■ Records for the task

···

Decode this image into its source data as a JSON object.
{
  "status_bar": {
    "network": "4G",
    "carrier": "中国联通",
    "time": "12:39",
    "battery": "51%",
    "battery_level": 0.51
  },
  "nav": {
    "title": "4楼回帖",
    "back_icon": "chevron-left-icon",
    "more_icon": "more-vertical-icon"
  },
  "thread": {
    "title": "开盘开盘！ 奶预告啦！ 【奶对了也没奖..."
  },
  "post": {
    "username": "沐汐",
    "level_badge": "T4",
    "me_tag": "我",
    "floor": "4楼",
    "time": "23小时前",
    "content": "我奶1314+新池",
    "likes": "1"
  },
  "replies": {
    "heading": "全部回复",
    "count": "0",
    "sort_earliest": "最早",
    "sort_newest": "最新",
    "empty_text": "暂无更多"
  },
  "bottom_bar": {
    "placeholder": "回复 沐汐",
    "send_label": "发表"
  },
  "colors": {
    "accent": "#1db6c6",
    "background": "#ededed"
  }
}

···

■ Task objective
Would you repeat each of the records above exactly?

■ Result for this exercise
Decode this image into its source data as a JSON object.
{
  "status_bar": {
    "network": "4G",
    "carrier": "中国联通",
    "time": "12:39",
    "battery": "51%",
    "battery_level": 0.51
  },
  "nav": {
    "title": "4楼回帖",
    "back_icon": "chevron-left-icon",
    "more_icon": "more-vertical-icon"
  },
  "thread": {
    "title": "开盘开盘！ 奶预告啦！ 【奶对了也没奖..."
  },
  "post": {
    "username": "沐汐",
    "level_badge": "T4",
    "me_tag": "我",
    "floor": "4楼",
    "time": "23小时前",
    "content": "我奶1314+新池",
    "likes": "1"
  },
  "replies": {
    "heading": "全部回复",
    "count": "0",
    "sort_earliest": "最早",
    "sort_newest": "最新",
    "empty_text": "暂无更多"
  },
  "bottom_bar": {
    "placeholder": "回复 沐汐",
    "send_label": "发表"
  },
  "colors": {
    "accent": "#1db6c6",
    "background": "#ededed"
  }
}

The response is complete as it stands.